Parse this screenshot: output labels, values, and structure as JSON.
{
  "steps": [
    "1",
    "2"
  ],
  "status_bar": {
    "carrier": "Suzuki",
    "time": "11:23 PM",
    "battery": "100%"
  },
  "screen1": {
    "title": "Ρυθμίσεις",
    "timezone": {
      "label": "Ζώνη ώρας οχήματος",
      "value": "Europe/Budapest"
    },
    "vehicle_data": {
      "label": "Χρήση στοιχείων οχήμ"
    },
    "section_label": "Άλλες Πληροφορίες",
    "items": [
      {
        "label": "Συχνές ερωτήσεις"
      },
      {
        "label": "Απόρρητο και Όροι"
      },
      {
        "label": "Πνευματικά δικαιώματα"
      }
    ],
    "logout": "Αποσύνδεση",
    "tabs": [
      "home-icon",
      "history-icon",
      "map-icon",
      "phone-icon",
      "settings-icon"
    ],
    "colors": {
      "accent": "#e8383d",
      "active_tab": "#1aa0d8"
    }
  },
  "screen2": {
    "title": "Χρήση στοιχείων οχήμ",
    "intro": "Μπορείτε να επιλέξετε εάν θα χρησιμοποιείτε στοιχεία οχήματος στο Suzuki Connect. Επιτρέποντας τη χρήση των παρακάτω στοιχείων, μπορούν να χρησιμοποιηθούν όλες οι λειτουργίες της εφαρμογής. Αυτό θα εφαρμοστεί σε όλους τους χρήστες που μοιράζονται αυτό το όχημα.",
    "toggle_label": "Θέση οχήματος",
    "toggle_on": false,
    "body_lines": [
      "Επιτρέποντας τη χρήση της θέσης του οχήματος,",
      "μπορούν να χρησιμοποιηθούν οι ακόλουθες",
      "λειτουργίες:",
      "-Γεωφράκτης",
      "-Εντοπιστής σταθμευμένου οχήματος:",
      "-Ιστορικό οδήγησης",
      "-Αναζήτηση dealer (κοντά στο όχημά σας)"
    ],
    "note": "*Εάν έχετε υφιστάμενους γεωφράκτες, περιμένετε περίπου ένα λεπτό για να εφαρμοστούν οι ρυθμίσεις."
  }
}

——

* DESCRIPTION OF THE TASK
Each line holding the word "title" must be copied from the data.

* ANSWER BELOW
    "title": "Ρυθμίσεις",
    "title": "Χρήση στοιχείων οχήμ",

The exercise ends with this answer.